◆ Exercise directions
Set the records down again. Match every line exactly.

◆ Data about app and page elements
<<<<
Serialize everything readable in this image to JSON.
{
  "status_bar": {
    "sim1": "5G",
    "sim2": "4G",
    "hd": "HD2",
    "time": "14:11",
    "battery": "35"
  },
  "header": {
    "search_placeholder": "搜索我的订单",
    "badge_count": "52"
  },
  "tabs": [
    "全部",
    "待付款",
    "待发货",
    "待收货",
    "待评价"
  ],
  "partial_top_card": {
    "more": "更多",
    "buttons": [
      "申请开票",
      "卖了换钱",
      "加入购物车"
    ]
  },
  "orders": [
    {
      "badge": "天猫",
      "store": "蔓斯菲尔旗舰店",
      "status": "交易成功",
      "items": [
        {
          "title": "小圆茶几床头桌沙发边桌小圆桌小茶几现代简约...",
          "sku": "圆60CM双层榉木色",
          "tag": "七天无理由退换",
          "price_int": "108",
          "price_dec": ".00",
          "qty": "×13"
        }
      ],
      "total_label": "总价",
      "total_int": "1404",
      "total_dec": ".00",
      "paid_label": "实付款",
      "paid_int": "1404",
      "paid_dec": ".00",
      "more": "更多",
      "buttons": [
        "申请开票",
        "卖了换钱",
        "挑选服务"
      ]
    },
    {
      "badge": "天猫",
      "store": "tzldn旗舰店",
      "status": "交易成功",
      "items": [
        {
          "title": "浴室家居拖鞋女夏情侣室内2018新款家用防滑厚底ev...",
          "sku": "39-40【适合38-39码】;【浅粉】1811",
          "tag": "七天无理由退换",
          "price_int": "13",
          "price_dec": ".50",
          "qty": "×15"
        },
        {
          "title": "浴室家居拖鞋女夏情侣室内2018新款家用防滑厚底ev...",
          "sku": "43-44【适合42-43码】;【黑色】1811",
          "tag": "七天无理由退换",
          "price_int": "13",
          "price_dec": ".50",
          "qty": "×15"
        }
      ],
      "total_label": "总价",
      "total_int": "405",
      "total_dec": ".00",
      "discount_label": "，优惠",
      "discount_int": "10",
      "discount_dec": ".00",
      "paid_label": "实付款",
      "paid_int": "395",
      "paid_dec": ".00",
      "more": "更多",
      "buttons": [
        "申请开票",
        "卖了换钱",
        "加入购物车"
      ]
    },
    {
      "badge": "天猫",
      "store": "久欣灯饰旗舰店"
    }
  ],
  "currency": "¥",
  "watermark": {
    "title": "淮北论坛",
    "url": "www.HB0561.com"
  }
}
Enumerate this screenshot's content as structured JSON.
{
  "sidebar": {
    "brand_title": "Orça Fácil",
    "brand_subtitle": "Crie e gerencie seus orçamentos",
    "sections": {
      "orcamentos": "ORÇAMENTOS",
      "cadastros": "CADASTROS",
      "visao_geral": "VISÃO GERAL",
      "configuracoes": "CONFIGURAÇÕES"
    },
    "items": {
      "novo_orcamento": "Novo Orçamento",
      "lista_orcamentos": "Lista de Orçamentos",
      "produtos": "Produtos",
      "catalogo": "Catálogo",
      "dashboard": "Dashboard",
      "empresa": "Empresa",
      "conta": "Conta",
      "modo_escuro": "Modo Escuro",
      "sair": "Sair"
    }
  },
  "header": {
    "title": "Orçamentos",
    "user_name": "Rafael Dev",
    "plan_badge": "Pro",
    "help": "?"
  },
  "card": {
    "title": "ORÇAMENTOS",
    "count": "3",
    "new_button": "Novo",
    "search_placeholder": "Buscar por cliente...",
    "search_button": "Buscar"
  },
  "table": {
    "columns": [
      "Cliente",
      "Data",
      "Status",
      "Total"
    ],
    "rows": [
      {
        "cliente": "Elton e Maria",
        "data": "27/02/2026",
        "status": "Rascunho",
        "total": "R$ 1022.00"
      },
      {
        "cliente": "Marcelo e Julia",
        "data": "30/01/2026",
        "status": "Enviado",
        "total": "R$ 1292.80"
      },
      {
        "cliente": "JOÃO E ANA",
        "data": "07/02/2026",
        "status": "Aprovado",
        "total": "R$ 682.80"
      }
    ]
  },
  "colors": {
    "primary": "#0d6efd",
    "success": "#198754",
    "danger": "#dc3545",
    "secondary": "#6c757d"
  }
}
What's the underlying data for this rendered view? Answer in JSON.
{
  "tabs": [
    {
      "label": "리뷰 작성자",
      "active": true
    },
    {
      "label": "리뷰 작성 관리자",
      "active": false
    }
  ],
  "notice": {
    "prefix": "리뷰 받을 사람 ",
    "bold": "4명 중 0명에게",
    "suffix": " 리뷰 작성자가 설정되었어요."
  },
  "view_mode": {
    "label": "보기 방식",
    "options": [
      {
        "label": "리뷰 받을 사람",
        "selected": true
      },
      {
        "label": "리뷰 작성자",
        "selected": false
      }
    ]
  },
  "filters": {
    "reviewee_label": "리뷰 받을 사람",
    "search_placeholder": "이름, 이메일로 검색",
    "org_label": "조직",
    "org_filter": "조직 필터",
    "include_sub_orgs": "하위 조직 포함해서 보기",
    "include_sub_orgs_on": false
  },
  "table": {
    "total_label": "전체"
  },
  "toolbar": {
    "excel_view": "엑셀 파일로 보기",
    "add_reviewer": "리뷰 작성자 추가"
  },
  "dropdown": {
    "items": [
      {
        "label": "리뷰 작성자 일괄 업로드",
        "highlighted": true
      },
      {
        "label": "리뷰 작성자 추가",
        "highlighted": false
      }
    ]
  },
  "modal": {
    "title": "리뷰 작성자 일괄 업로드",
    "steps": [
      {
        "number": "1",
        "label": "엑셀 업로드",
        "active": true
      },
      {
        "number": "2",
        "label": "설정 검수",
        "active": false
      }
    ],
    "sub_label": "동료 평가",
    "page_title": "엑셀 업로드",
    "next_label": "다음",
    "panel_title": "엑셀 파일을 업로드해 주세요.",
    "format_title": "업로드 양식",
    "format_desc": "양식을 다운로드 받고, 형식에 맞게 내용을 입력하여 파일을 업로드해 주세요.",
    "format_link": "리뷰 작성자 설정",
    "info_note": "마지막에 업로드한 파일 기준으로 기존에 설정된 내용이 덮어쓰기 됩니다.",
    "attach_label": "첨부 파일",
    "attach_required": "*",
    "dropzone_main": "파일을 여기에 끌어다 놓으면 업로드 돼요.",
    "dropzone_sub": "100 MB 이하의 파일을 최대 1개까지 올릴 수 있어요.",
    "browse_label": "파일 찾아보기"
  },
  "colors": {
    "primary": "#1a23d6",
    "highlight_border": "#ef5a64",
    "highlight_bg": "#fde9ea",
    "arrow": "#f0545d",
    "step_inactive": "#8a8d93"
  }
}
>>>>
◆ Answer space
Serialize everything readable in this image to JSON.
{
  "status_bar": {
    "sim1": "5G",
    "sim2": "4G",
    "hd": "HD2",
    "time": "14:11",
    "battery": "35"
  },
  "header": {
    "search_placeholder": "搜索我的订单",
    "badge_count": "52"
  },
  "tabs": [
    "全部",
    "待付款",
    "待发货",
    "待收货",
    "待评价"
  ],
  "partial_top_card": {
    "more": "更多",
    "buttons": [
      "申请开票",
      "卖了换钱",
      "加入购物车"
    ]
  },
  "orders": [
    {
      "badge": "天猫",
      "store": "蔓斯菲尔旗舰店",
      "status": "交易成功",
      "items": [
        {
          "title": "小圆茶几床头桌沙发边桌小圆桌小茶几现代简约...",
          "sku": "圆60CM双层榉木色",
          "tag": "七天无理由退换",
          "price_int": "108",
          "price_dec": ".00",
          "qty": "×13"
        }
      ],
      "total_label": "总价",
      "total_int": "1404",
      "total_dec": ".00",
      "paid_label": "实付款",
      "paid_int": "1404",
      "paid_dec": ".00",
      "more": "更多",
      "buttons": [
        "申请开票",
        "卖了换钱",
        "挑选服务"
      ]
    },
    {
      "badge": "天猫",
      "store": "tzldn旗舰店",
      "status": "交易成功",
      "items": [
        {
          "title": "浴室家居拖鞋女夏情侣室内2018新款家用防滑厚底ev...",
          "sku": "39-40【适合38-39码】;【浅粉】1811",
          "tag": "七天无理由退换",
          "price_int": "13",
          "price_dec": ".50",
          "qty": "×15"
        },
        {
          "title": "浴室家居拖鞋女夏情侣室内2018新款家用防滑厚底ev...",
          "sku": "43-44【适合42-43码】;【黑色】1811",
          "tag": "七天无理由退换",
          "price_int": "13",
          "price_dec": ".50",
          "qty": "×15"
        }
      ],
      "total_label": "总价",
      "total_int": "405",
      "total_dec": ".00",
      "discount_label": "，优惠",
      "discount_int": "10",
      "discount_dec": ".00",
      "paid_label": "实付款",
      "paid_int": "395",
      "paid_dec": ".00",
      "more": "更多",
      "buttons": [
        "申请开票",
        "卖了换钱",
        "加入购物车"
      ]
    },
    {
      "badge": "天猫",
      "store": "久欣灯饰旗舰店"
    }
  ],
  "currency": "¥",
  "watermark": {
    "title": "淮北论坛",
    "url": "www.HB0561.com"
  }
}
Enumerate this screenshot's content as structured JSON.
{
  "sidebar": {
    "brand_title": "Orça Fácil",
    "brand_subtitle": "Crie e gerencie seus orçamentos",
    "sections": {
      "orcamentos": "ORÇAMENTOS",
      "cadastros": "CADASTROS",
      "visao_geral": "VISÃO GERAL",
      "configuracoes": "CONFIGURAÇÕES"
    },
    "items": {
      "novo_orcamento": "Novo Orçamento",
      "lista_orcamentos": "Lista de Orçamentos",
      "produtos": "Produtos",
      "catalogo": "Catálogo",
      "dashboard": "Dashboard",
      "empresa": "Empresa",
      "conta": "Conta",
      "modo_escuro": "Modo Escuro",
      "sair": "Sair"
    }
  },
  "header": {
    "title": "Orçamentos",
    "user_name": "Rafael Dev",
    "plan_badge": "Pro",
    "help": "?"
  },
  "card": {
    "title": "ORÇAMENTOS",
    "count": "3",
    "new_button": "Novo",
    "search_placeholder": "Buscar por cliente...",
    "search_button": "Buscar"
  },
  "table": {
    "columns": [
      "Cliente",
      "Data",
      "Status",
      "Total"
    ],
    "rows": [
      {
        "cliente": "Elton e Maria",
        "data": "27/02/2026",
        "status": "Rascunho",
        "total": "R$ 1022.00"
      },
      {
        "cliente": "Marcelo e Julia",
        "data": "30/01/2026",
        "status": "Enviado",
        "total": "R$ 1292.80"
      },
      {
        "cliente": "JOÃO E ANA",
        "data": "07/02/2026",
        "status": "Aprovado",
        "total": "R$ 682.80"
      }
    ]
  },
  "colors": {
    "primary": "#0d6efd",
    "success": "#198754",
    "danger": "#dc3545",
    "secondary": "#6c757d"
  }
}
What's the underlying data for this rendered view? Answer in JSON.
{
  "tabs": [
    {
      "label": "리뷰 작성자",
      "active": true
    },
    {
      "label": "리뷰 작성 관리자",
      "active": false
    }
  ],
  "notice": {
    "prefix": "리뷰 받을 사람 ",
    "bold": "4명 중 0명에게",
    "suffix": " 리뷰 작성자가 설정되었어요."
  },
  "view_mode": {
    "label": "보기 방식",
    "options": [
      {
        "label": "리뷰 받을 사람",
        "selected": true
      },
      {
        "label": "리뷰 작성자",
        "selected": false
      }
    ]
  },
  "filters": {
    "reviewee_label": "리뷰 받을 사람",
    "search_placeholder": "이름, 이메일로 검색",
    "org_label": "조직",
    "org_filter": "조직 필터",
    "include_sub_orgs": "하위 조직 포함해서 보기",
    "include_sub_orgs_on": false
  },
  "table": {
    "total_label": "전체"
  },
  "toolbar": {
    "excel_view": "엑셀 파일로 보기",
    "add_reviewer": "리뷰 작성자 추가"
  },
  "dropdown": {
    "items": [
      {
        "label": "리뷰 작성자 일괄 업로드",
        "highlighted": true
      },
      {
        "label": "리뷰 작성자 추가",
        "highlighted": false
      }
    ]
  },
  "modal": {
    "title": "리뷰 작성자 일괄 업로드",
    "steps": [
      {
        "number": "1",
        "label": "엑셀 업로드",
        "active": true
      },
      {
        "number": "2",
        "label": "설정 검수",
        "active": false
      }
    ],
    "sub_label": "동료 평가",
    "page_title": "엑셀 업로드",
    "next_label": "다음",
    "panel_title": "엑셀 파일을 업로드해 주세요.",
    "format_title": "업로드 양식",
    "format_desc": "양식을 다운로드 받고, 형식에 맞게 내용을 입력하여 파일을 업로드해 주세요.",
    "format_link": "리뷰 작성자 설정",
    "info_note": "마지막에 업로드한 파일 기준으로 기존에 설정된 내용이 덮어쓰기 됩니다.",
    "attach_label": "첨부 파일",
    "attach_required": "*",
    "dropzone_main": "파일을 여기에 끌어다 놓으면 업로드 돼요.",
    "dropzone_sub": "100 MB 이하의 파일을 최대 1개까지 올릴 수 있어요.",
    "browse_label": "파일 찾아보기"
  },
  "colors": {
    "primary": "#1a23d6",
    "highlight_border": "#ef5a64",
    "highlight_bg": "#fde9ea",
    "arrow": "#f0545d",
    "step_inactive": "#8a8d93"
  }
}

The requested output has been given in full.